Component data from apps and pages
---+---
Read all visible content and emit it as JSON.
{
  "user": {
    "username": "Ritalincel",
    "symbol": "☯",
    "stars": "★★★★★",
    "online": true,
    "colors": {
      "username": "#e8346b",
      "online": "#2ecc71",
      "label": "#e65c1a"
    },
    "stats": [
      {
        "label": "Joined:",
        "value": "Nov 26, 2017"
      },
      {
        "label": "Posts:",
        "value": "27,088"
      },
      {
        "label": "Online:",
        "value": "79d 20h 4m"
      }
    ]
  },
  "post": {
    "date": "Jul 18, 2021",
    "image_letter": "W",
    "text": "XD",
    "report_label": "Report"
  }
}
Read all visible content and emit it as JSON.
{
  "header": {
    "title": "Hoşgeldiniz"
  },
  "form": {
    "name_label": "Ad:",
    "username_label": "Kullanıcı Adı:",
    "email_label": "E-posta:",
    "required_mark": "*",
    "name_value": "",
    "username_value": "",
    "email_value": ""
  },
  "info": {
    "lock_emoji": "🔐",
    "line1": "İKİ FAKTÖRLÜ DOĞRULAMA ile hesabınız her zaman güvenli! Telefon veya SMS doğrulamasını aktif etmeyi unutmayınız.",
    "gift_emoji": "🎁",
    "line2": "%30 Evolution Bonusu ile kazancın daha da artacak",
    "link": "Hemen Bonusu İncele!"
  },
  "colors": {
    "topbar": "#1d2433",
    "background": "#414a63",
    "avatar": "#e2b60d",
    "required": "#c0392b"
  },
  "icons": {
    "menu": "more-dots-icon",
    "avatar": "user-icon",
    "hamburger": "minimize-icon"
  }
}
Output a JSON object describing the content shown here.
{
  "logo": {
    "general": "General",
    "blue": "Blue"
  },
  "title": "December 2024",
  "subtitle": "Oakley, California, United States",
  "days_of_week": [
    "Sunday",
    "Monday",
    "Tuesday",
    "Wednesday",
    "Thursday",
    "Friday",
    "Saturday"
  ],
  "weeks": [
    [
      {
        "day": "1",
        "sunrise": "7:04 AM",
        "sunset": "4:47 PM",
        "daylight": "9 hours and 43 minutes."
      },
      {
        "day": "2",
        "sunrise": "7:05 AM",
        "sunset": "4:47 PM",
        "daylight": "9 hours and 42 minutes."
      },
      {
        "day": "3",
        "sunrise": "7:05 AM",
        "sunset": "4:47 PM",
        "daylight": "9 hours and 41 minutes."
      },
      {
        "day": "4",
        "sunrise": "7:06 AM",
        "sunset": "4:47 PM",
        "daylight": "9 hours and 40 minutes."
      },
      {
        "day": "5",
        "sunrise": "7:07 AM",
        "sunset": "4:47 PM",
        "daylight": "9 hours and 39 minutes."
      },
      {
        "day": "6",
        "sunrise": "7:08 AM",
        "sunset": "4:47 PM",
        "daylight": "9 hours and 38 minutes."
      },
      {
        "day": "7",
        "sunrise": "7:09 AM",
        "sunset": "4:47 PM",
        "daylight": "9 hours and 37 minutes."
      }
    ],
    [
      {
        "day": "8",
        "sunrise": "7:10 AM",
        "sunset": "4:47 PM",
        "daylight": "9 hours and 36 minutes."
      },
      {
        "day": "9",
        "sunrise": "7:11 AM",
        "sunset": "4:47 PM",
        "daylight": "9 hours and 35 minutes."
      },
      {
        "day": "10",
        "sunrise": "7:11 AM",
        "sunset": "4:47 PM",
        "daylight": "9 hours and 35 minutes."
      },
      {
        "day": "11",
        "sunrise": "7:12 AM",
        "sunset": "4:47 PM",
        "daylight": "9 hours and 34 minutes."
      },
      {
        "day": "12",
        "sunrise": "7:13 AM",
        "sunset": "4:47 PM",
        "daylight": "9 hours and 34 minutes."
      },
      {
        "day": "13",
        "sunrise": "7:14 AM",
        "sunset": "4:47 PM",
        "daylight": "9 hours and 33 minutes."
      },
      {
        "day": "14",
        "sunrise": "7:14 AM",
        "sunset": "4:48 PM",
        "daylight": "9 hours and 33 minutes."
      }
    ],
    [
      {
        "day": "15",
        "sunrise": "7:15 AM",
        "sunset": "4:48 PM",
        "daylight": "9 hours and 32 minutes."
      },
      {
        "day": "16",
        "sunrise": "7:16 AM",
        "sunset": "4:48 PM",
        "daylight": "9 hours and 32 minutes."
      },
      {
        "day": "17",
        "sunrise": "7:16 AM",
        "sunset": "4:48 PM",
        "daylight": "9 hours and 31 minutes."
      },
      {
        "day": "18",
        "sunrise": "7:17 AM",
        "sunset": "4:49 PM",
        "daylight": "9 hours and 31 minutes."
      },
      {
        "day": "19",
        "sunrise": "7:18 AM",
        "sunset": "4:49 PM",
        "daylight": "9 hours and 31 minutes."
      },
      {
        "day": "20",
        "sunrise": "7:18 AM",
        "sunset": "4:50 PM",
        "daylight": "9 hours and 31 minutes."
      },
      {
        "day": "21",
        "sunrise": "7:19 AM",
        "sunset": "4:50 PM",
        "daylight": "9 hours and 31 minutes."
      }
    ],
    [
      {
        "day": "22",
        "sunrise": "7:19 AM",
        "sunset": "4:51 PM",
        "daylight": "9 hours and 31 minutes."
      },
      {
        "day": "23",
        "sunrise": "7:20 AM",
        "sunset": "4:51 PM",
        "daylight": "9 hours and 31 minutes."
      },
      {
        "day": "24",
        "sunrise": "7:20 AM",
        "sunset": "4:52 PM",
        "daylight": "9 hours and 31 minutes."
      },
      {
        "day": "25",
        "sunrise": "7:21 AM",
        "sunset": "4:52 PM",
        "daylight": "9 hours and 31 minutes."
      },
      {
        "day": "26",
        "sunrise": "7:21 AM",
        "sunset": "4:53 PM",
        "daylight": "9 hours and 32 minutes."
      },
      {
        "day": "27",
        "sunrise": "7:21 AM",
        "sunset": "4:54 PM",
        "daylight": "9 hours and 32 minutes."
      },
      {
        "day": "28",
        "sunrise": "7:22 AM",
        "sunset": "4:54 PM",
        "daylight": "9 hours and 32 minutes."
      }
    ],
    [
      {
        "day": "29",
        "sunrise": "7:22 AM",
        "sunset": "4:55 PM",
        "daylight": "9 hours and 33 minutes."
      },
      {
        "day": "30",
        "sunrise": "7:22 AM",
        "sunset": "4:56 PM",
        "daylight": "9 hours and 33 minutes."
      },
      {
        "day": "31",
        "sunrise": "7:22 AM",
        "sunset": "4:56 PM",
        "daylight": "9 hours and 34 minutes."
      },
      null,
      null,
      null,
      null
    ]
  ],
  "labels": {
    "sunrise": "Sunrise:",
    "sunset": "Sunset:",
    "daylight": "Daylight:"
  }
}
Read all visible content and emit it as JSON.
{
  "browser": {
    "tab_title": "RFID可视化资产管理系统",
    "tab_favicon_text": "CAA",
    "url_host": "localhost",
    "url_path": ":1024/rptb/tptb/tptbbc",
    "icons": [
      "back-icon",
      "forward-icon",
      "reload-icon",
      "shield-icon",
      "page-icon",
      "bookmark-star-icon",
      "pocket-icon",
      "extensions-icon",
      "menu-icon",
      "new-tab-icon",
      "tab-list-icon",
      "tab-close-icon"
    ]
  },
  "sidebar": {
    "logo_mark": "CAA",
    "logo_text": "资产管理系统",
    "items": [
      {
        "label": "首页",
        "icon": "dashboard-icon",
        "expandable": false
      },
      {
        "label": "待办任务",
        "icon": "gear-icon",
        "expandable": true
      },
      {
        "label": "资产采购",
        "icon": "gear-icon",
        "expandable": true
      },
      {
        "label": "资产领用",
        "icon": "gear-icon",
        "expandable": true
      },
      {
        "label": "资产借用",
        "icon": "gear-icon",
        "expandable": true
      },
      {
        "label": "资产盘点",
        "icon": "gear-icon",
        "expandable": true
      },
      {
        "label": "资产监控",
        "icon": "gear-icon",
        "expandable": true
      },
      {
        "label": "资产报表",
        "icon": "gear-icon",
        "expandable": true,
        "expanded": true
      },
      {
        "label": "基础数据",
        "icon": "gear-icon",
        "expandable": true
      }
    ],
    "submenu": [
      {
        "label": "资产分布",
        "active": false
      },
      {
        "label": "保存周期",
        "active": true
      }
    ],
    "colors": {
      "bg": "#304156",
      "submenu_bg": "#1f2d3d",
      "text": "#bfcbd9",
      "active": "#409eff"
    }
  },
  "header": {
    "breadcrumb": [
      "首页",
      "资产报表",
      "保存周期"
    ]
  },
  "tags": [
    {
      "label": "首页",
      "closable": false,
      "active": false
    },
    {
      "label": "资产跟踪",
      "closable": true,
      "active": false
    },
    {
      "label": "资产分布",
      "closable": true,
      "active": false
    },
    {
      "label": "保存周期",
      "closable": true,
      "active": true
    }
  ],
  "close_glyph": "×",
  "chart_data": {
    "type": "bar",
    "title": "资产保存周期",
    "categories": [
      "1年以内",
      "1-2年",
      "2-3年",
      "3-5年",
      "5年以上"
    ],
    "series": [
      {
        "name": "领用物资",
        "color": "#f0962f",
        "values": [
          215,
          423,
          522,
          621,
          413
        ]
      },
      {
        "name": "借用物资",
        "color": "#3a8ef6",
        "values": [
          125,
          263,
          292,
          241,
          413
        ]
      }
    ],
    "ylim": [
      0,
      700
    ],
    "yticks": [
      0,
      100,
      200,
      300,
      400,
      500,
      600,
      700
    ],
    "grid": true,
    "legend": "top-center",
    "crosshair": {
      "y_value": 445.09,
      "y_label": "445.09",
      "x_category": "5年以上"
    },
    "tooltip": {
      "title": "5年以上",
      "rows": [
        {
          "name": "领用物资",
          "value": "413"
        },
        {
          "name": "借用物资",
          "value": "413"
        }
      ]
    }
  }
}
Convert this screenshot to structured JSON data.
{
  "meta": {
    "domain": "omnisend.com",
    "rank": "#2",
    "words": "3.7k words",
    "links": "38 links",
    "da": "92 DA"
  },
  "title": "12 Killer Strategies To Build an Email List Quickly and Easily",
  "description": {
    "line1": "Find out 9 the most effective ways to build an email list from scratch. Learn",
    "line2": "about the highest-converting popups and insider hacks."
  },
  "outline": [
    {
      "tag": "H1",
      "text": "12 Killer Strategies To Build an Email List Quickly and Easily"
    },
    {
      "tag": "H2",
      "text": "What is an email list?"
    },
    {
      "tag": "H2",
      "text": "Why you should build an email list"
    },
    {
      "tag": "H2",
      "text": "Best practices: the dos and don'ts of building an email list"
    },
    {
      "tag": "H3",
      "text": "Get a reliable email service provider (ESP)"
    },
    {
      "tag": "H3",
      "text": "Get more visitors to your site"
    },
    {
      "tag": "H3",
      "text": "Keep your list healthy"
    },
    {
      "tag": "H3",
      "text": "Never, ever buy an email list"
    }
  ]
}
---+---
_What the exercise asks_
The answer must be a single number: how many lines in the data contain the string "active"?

_Task output_
7